From the records that follow, copy every line in which "wind" appears.

» **PROVIDED RECORDS**:

__________

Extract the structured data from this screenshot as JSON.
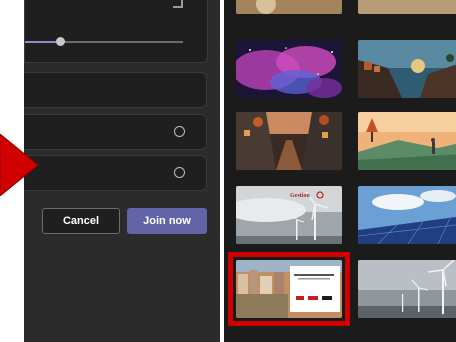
{
  "buttons": {
    "cancel_label": "Cancel",
    "join_label": "Join now"
  },
  "slider": {
    "value": 0.22
  },
  "options": [
    {
      "name": "option-row-1",
      "selected": false
    },
    {
      "name": "option-row-2",
      "selected": false
    },
    {
      "name": "option-row-3",
      "selected": false
    }
  ],
  "gallery": {
    "backgrounds": [
      {
        "name": "partial-top-left",
        "theme": "warm-landscape"
      },
      {
        "name": "partial-top-right",
        "theme": "warm-landscape"
      },
      {
        "name": "galaxy-nebula",
        "theme": "pink-purple-galaxy"
      },
      {
        "name": "cliffside-sunset",
        "theme": "fantasy-village-coast"
      },
      {
        "name": "village-street",
        "theme": "autumn-village-street"
      },
      {
        "name": "autumn-hills",
        "theme": "autumn-countryside"
      },
      {
        "name": "wind-turbines-logo",
        "theme": "wind-turbines-sky",
        "logo_text": "Gestion"
      },
      {
        "name": "solar-panels",
        "theme": "solar-panels-blue-sky"
      },
      {
        "name": "city-branding-card",
        "theme": "old-town-with-card",
        "selected": true
      },
      {
        "name": "wind-farm",
        "theme": "wind-turbines-grey-sky"
      }
    ]
  },
  "colors": {
    "accent": "#6264a7",
    "selection": "#d10000",
    "arrow": "#d10000",
    "panel": "#2b2b2b",
    "card": "#1f1f1f"
  }
}
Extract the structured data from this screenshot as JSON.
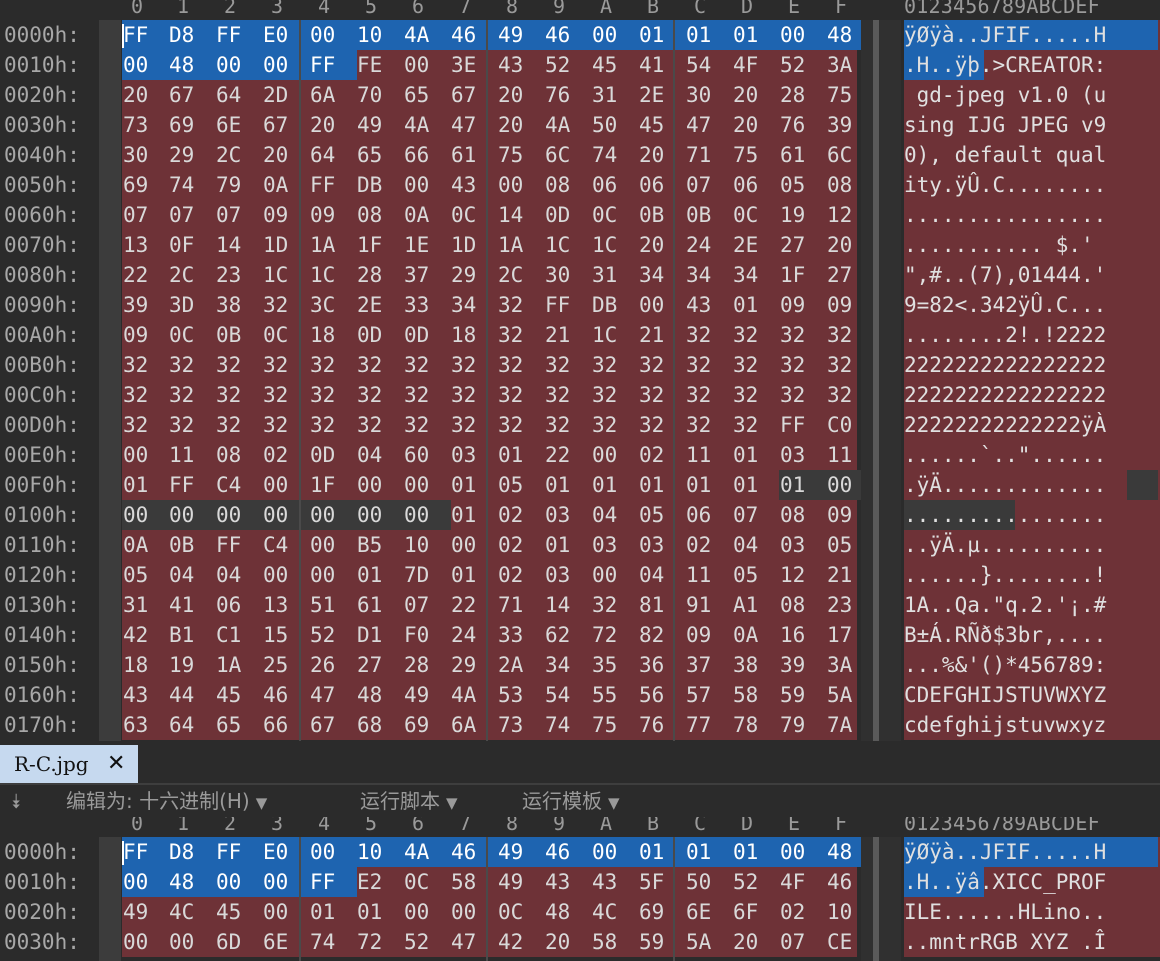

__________

» **RESPONSE TO THIS EXERCISE**:
        "name": "wind-turbines-logo",
        "theme": "wind-turbines-sky",
        "name": "wind-farm",
        "theme": "wind-turbines-grey-sky"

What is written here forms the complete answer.